"That one's Johnny and that one's Sally."

And this is Bryson O'Donnell.

"There's only two boys."

Bryson is four.

"He loves Power Rangers, Superman, Batman," said Tim O’Donnell, Bryson’s dad.

Bryson had no trouble tracking down our microphone. For most of his life, seeing things didn't come easily.

"When he was born, he was diagnosed with Peter’s Anonymy, which is a bad cornea," said Chrissy O’Donnell, Bryson’s mom.

Bryson had a corneal transplant when he was 3-months-old. Things were good for a year, then his body started to reject it.

"Infants have a very keen immune system. They recognize the tissue as being foreign and they just spit them out and reject it," said Dr. James Aquavella.

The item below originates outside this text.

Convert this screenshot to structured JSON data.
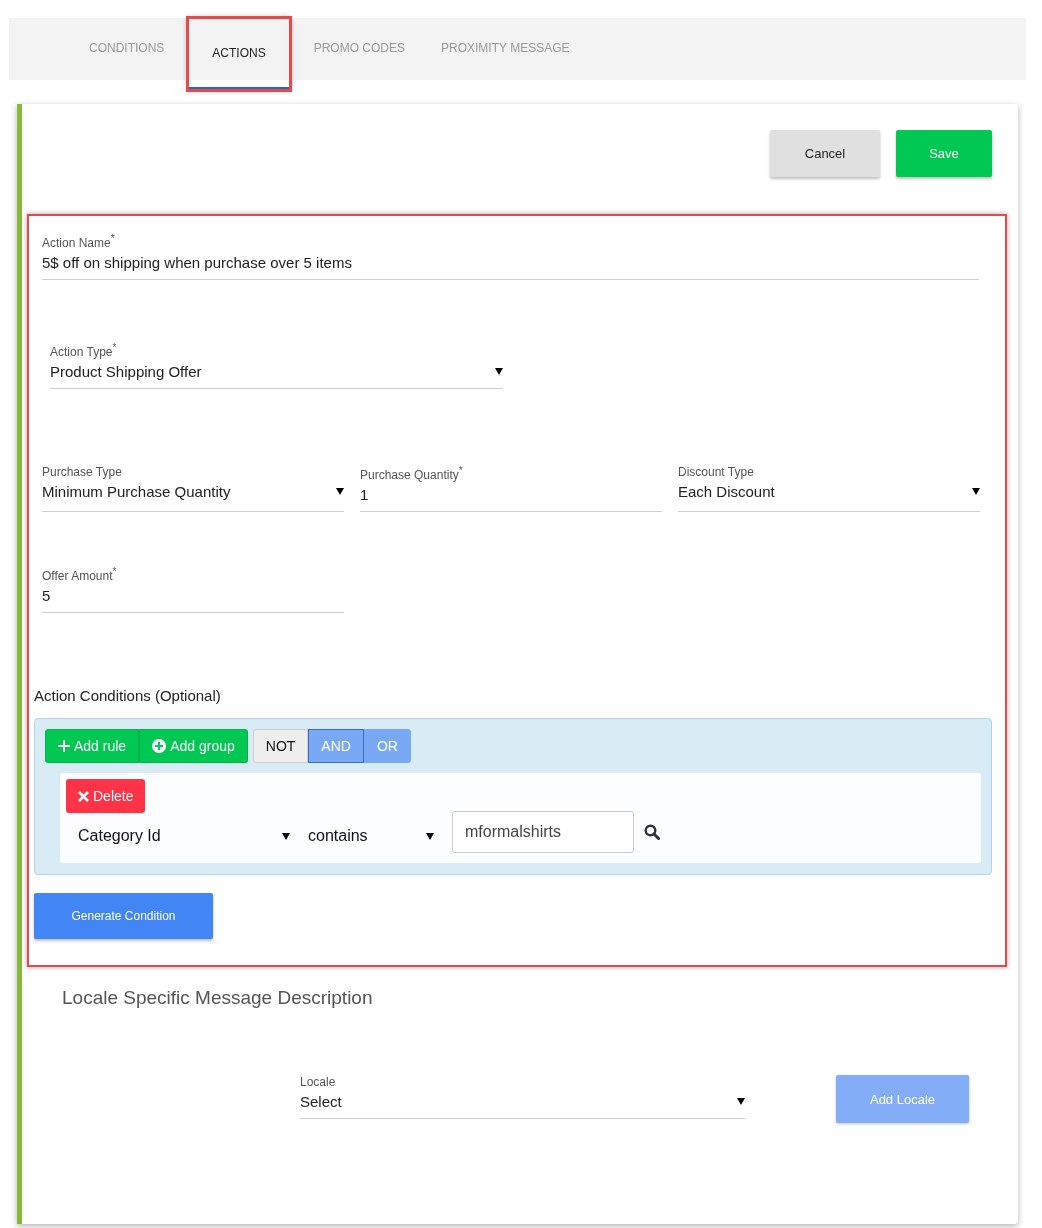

At the University of Rochester Medical Center along with a colleague in Boston, they created an artificial cornea made from plastic.

"In this piece of plastic we call it kerative prosthesis, we incorporate all the power to be able to bend light rays and focus it on the back of the eyeball," Dr. Aquavella said.

The plastic implant is the size of a contact lens. It's sewn into the patient's eyeball with a piece of donor tissue.

"We just use it more or less as fodder of tissue and it gives us something that heals and we can use it to attach the eye," Dr. Aquavella said.

About thirty children in the world have received this artificial cornea. Bryson is one of them. He came here from Pittsburgh for the procedure.

"You see them when they toddle and they grab on to their mother's leg. And I mean that's, they couldn't see it before, so that's the great thing," Dr. Aquavella said.

"He is a miracle. Our pastor calls him a miracle boy," said Tim O’Donnell.

"He's seeing colors and he can see all of us," Chrissy O’Donnell said.